Girdler also noted that the EMS funding agreement that previously existed was “a one-year thing” and that plans for the future need to be made now, not at the eleventh hour.
“They should have known that at some point prior to (next) July 1, we will have to negotiate those issues,” said Girdler. “We can’t wait until around May of next year to determine how much money goes to EMS. They’ve got equipment to buy, they’ve got ambulances to purchase. Those issues need to be deal with now rather than later because they’re too critical to the operation.”
Girdler said that the city council has already agreed to negotiate with the county, but that the “ball is in (the county’s) court,” and it will be “their decision” if the county chooses not to negotiate with the city.
“We both exist for the purpose of serving the citizens and need to come together and join in a good faith negotiation,” said Girdler. However, “we won’t be bound in the future by their lack of decision relative to what the future holds.”
Some on the city council don’t wish to go down the same route as the mayor. Girdler pointed out that in March of this year, the city council unanimously agreed to terminate their decade-old agreement establishing EMS funding, and also passed an ordinance agreeing to claim a larger portion of the occupational tax pot.

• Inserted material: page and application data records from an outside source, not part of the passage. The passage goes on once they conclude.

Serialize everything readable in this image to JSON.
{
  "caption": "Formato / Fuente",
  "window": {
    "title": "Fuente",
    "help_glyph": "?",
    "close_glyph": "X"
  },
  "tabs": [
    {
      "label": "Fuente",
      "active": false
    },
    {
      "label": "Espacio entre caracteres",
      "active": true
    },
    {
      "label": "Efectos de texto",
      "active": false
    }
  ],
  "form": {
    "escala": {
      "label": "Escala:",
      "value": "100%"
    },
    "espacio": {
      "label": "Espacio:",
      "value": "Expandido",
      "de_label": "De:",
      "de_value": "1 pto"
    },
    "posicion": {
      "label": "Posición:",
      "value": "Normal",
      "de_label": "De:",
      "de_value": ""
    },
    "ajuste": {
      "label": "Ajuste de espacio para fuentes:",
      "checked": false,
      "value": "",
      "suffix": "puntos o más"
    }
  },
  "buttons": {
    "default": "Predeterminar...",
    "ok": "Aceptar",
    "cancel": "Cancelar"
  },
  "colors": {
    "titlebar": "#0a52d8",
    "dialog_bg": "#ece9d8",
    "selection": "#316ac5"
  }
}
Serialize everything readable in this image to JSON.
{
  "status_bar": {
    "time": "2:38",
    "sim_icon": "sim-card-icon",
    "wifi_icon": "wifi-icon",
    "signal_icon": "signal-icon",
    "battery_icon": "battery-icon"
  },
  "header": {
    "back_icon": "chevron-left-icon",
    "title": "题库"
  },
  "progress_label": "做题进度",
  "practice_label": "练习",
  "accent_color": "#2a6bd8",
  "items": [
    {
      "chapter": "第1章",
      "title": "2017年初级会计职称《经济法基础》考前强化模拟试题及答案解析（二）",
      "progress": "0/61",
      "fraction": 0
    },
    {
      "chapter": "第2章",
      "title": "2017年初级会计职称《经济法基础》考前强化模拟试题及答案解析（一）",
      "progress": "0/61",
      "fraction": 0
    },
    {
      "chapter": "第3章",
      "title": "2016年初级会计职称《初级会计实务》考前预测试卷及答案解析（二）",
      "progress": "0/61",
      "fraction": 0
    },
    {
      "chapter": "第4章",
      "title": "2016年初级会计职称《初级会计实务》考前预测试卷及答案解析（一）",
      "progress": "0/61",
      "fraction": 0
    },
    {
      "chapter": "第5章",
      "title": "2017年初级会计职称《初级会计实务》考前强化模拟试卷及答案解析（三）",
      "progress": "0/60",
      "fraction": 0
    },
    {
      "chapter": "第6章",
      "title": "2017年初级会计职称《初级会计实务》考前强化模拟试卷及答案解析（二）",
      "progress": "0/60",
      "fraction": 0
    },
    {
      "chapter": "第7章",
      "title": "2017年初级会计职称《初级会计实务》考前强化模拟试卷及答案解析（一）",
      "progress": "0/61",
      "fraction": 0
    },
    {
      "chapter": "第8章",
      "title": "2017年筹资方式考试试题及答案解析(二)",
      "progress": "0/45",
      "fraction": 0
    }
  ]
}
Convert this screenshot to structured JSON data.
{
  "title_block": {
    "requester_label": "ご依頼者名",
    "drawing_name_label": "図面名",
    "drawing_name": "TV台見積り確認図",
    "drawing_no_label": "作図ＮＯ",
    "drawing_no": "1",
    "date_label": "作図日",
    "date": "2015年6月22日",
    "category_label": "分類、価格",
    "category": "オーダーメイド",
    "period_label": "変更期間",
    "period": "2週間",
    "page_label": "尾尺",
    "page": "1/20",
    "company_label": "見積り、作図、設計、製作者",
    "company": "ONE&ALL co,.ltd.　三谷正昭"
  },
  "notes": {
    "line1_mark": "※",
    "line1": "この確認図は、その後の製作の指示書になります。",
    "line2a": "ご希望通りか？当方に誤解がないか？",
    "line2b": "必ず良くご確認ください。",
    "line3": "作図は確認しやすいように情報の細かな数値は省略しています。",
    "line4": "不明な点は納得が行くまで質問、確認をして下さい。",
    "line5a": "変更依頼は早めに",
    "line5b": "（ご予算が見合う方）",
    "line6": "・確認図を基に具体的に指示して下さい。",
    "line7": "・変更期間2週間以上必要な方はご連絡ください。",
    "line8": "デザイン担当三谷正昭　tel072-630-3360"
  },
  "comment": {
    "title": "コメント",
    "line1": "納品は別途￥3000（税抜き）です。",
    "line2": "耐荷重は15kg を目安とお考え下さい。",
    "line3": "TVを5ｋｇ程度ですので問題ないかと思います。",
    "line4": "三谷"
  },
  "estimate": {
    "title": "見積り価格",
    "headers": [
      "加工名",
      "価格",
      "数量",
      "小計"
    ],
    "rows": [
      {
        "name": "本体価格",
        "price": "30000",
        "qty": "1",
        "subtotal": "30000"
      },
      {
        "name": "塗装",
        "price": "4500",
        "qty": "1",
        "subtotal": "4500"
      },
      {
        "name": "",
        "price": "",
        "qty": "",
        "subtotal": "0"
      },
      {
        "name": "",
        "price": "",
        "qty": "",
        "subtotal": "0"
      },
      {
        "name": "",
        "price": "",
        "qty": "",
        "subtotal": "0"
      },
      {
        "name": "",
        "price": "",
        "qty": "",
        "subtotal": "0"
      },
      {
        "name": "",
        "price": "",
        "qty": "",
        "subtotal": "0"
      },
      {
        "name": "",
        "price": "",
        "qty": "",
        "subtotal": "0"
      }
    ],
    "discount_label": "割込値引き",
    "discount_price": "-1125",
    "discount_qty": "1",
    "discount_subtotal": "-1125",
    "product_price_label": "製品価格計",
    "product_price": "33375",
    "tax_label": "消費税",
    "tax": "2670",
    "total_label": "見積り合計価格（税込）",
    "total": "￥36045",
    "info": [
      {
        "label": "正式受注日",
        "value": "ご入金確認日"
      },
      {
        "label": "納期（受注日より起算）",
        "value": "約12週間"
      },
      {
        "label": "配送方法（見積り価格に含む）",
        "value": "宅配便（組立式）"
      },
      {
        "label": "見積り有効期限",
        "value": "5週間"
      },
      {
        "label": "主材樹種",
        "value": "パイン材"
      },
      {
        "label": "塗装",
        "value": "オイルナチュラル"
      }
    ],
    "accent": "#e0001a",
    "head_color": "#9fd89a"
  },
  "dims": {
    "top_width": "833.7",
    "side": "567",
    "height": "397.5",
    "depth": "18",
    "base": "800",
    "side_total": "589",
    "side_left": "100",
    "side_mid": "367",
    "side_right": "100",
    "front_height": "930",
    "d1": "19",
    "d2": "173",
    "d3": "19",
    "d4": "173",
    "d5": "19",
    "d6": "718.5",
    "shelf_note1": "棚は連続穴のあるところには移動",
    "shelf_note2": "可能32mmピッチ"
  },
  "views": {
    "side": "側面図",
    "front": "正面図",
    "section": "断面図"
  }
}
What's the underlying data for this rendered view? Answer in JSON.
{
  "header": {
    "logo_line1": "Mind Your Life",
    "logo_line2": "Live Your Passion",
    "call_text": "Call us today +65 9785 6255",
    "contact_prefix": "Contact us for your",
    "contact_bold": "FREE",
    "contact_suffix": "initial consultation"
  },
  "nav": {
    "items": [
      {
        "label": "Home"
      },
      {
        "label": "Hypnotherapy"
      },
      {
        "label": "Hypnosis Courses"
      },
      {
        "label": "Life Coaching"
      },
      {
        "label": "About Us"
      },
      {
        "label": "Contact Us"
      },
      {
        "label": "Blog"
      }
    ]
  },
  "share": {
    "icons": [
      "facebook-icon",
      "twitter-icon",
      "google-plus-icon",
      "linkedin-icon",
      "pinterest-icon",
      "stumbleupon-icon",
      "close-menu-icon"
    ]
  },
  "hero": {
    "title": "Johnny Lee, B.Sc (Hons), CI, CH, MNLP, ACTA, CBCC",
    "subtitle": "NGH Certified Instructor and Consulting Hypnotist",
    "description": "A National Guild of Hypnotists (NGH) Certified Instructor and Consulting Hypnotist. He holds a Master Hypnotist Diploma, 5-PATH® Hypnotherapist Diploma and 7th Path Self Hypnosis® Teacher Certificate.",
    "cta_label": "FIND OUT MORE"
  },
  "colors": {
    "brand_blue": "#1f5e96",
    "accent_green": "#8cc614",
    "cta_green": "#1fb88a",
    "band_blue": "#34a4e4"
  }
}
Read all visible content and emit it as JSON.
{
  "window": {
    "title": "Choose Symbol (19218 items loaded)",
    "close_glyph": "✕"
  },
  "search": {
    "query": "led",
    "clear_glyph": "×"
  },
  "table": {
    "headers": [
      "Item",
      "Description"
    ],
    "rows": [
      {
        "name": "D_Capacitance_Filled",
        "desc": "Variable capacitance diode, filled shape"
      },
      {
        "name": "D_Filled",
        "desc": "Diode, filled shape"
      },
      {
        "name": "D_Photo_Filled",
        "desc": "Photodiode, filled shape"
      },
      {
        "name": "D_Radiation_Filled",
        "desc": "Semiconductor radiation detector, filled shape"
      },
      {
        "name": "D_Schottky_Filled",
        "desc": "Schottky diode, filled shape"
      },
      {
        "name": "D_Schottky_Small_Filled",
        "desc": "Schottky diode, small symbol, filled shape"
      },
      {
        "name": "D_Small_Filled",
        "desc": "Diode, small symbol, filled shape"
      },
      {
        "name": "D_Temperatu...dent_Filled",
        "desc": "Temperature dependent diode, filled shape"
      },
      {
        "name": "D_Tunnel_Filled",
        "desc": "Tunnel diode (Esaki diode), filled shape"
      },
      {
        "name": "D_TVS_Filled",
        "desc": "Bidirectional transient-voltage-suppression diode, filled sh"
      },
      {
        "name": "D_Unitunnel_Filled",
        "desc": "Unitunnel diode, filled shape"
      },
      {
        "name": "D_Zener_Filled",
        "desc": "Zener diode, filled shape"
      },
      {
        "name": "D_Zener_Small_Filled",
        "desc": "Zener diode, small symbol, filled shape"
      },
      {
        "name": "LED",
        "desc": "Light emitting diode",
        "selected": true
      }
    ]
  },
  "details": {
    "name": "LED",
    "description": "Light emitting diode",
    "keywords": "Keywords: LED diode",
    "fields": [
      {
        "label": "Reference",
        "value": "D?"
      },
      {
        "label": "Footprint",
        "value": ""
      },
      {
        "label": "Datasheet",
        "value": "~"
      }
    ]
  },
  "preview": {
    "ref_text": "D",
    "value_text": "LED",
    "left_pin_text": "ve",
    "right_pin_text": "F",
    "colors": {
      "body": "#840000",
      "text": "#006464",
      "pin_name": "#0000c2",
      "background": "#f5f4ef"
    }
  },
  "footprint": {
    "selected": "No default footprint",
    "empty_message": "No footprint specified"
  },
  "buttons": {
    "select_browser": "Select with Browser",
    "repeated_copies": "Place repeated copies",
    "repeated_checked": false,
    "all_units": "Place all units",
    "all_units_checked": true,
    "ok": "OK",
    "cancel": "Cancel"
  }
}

Though the deal-making process has gone through several more ups and downs since that point — the first time this year that Girdler suggested changing up the occupational tax structure was back in January — what the councilors agreed to is what Girdler is once again calling for publicly today.
Yet Rutherford wasn’t sold on the idea at the time — and even though he voted in favor of the ordinance last spring, he said that the idea of a city occupational tax went against his belief in limited government. However, “when it gets down to it we have to protect our citizens and we have to protect their money,” he said at the time.
As things stand now, the idea of taking the lion’s share of the county’s tax revenue out from under them is not an idea that holds any appeal for Rutherford.
“As far as I’m concerned, we will propose to rescind (the ordinance),” said Rutherford. “We don’t want our neighbors to suffer. ... We were told that we would have the chance to address it before the July 1 deadline to possibly rescind it. That was the talk going into the passing of the ordinance. I would rescind it in a heartbeat.”
Rutherford pointed to a recent financial report by the mayor that showed Somerset as being in “good to excellent” shape, and as such, “we do not need the extra revenue according to that report,” said the councilor.
When contacted for comment, councilor Jerry Burnett agreed, saying that it was a “great idea” to try and rescind the decision.
“I’m hoping we can work something out and not have to do that,” said Burnett. “I don’t want to do anything to hurt or cripple the county in any way. We’re a part of the county ... and my concern is to see it continue to grow.”